Most people associate power with muscles and muscle strength - the larger the muscles, the greater the power. This is only partially true. Smaller muscles that are properly toned can generate larger amounts of power than larger muscles that are not properly toned. This is why athletes that appear small may still be capable of great feats of strength and stamina.
Power is the rate at which work is done. The greater the power, the more work that can be done. In sports, the more power that the athlete can generate, the faster, farther, higher, etc., the athlete can go. Ultimately, the amount of power the athlete can generate goes back to how, and how much, the athlete trains and prepares for that particular sport.
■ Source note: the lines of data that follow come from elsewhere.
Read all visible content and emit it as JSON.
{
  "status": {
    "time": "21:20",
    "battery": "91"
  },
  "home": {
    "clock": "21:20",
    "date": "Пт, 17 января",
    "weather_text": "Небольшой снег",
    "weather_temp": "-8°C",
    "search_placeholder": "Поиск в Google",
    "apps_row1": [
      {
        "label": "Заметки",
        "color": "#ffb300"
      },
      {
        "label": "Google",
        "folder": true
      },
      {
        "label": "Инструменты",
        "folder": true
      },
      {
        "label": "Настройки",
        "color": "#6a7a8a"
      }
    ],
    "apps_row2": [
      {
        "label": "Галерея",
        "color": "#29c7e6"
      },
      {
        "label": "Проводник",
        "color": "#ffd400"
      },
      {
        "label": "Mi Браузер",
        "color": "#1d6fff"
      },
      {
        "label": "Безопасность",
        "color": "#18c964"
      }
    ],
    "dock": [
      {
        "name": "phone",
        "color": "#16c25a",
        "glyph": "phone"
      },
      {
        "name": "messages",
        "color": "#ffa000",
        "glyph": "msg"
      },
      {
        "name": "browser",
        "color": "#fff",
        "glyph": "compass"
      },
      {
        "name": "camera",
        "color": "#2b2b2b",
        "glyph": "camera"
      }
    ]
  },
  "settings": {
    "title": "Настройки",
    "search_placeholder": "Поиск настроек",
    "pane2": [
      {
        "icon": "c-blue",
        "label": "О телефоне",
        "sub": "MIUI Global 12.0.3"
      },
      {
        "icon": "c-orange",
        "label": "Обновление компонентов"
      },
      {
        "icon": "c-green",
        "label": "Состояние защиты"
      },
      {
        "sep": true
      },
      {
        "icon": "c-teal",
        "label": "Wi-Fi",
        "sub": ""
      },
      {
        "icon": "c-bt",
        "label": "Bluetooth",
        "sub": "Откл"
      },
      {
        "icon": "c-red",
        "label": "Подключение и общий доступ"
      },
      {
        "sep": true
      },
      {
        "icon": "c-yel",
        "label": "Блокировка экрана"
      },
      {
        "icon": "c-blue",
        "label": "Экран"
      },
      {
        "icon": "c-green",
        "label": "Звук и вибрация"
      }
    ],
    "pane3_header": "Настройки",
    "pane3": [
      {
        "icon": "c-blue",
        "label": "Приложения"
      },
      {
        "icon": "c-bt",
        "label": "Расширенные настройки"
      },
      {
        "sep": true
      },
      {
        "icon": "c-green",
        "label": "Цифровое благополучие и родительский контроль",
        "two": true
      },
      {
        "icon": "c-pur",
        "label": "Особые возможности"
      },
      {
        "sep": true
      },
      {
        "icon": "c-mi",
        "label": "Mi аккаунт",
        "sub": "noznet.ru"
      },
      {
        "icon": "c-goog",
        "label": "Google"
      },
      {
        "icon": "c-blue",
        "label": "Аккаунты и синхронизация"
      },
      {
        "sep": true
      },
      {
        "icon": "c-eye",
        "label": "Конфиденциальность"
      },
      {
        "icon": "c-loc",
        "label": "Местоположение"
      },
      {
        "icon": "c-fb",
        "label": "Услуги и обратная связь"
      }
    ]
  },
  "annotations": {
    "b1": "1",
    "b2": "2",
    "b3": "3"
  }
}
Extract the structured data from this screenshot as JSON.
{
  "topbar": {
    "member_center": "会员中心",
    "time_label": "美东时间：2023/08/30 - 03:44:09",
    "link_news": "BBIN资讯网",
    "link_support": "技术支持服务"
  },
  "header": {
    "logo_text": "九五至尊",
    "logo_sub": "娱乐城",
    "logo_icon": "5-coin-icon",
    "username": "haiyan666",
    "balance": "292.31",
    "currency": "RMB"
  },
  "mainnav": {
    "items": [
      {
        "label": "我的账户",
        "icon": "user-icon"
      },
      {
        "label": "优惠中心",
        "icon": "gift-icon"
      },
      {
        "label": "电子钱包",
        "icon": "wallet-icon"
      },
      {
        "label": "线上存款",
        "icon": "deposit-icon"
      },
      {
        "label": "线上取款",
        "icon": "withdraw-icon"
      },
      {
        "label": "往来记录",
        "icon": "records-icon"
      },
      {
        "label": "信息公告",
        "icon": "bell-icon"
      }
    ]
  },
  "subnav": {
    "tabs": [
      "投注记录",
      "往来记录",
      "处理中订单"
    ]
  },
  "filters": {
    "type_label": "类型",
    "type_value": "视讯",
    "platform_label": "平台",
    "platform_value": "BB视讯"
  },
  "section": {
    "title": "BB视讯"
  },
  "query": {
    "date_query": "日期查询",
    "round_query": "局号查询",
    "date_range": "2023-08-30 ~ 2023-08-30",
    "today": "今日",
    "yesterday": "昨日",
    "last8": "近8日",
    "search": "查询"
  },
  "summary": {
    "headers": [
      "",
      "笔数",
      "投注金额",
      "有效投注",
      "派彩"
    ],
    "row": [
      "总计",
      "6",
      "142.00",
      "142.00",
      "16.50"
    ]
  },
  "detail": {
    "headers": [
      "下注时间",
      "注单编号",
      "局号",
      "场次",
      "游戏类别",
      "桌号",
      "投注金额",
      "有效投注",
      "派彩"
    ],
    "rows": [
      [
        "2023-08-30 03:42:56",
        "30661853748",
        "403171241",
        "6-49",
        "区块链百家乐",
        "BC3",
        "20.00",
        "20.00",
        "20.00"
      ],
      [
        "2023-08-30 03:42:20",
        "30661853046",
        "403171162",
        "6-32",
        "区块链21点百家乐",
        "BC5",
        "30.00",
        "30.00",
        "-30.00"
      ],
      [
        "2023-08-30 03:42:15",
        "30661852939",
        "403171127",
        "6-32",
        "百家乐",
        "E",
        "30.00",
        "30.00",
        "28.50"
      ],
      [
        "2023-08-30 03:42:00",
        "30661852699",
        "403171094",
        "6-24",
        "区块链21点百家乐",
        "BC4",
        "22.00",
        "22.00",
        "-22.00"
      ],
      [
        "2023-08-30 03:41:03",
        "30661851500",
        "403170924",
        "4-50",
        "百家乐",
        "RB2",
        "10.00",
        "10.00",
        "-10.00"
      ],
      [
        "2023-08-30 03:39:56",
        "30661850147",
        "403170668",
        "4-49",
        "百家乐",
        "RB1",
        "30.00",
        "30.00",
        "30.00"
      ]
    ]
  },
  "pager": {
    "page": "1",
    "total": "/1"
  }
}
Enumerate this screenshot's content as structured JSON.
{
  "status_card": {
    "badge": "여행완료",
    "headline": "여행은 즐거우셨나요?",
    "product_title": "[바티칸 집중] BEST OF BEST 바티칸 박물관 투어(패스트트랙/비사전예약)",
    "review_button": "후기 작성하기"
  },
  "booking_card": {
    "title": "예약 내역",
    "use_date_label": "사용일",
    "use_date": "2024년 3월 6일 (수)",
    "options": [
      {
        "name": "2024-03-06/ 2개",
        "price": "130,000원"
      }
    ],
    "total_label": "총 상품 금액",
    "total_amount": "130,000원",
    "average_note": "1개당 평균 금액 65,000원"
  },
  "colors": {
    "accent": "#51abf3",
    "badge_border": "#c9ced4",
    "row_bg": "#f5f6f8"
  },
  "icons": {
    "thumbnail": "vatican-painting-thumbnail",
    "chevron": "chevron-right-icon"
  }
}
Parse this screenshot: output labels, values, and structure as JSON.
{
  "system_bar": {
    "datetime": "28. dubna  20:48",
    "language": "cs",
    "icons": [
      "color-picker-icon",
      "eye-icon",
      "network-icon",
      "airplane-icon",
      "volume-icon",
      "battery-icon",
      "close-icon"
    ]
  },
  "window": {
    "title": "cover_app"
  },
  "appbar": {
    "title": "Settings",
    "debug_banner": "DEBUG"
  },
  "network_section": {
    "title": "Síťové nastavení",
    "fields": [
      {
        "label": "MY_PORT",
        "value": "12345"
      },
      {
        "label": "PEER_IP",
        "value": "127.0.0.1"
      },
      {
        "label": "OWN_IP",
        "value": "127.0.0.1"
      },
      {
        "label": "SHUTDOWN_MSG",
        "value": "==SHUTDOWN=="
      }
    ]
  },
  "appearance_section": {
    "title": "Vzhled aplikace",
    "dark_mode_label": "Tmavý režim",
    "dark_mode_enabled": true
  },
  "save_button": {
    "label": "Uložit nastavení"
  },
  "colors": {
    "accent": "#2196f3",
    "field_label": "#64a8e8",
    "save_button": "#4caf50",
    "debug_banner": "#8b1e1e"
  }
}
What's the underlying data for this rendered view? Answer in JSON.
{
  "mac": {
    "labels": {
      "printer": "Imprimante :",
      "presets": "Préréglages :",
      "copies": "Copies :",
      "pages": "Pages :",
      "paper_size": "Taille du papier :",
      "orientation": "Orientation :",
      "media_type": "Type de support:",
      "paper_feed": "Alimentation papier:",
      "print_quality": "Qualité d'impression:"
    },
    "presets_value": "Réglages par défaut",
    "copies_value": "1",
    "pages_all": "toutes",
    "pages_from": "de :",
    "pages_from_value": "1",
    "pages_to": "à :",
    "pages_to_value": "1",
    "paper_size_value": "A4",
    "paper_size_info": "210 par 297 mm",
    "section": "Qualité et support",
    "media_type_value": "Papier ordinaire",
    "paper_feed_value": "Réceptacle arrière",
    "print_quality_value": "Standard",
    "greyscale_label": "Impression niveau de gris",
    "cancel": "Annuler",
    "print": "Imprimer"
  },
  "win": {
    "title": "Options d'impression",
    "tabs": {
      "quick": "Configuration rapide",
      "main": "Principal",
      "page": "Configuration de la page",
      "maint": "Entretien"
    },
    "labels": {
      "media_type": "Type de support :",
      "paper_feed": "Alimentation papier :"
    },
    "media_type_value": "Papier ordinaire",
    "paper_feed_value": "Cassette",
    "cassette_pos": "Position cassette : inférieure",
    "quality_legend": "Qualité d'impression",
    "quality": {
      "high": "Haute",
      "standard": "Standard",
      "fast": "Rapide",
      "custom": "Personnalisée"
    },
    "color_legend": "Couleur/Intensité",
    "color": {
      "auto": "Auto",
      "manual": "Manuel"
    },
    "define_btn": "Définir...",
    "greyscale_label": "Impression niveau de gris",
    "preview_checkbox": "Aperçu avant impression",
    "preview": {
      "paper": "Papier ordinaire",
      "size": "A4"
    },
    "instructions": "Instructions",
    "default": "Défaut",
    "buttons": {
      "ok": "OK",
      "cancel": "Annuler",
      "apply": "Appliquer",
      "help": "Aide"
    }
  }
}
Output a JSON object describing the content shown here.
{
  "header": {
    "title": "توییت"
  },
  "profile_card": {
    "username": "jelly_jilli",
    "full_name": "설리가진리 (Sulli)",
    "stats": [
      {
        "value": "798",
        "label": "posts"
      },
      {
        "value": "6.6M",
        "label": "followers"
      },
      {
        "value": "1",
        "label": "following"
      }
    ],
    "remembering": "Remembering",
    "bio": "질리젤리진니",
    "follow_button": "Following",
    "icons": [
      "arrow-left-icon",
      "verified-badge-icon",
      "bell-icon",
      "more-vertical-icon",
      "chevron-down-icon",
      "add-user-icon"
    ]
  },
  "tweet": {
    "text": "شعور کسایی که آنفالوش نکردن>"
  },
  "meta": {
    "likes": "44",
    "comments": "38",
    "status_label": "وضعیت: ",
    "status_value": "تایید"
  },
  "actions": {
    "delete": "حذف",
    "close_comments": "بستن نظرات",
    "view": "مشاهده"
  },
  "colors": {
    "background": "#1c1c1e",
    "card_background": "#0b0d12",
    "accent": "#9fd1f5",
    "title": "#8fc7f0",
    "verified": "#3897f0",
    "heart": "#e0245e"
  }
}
Power is measured in watts. The best known reference to watts is with the light bulb. The greater the number of watts a light bulb can generate, the brighter the bulb. The greater the number of watts an athlete can generate, the stronger they will be in sports. The greater your level of fitness, the faster you should be able to run up the stairs or hill, thus the greater the amount of watts of power that you can generate.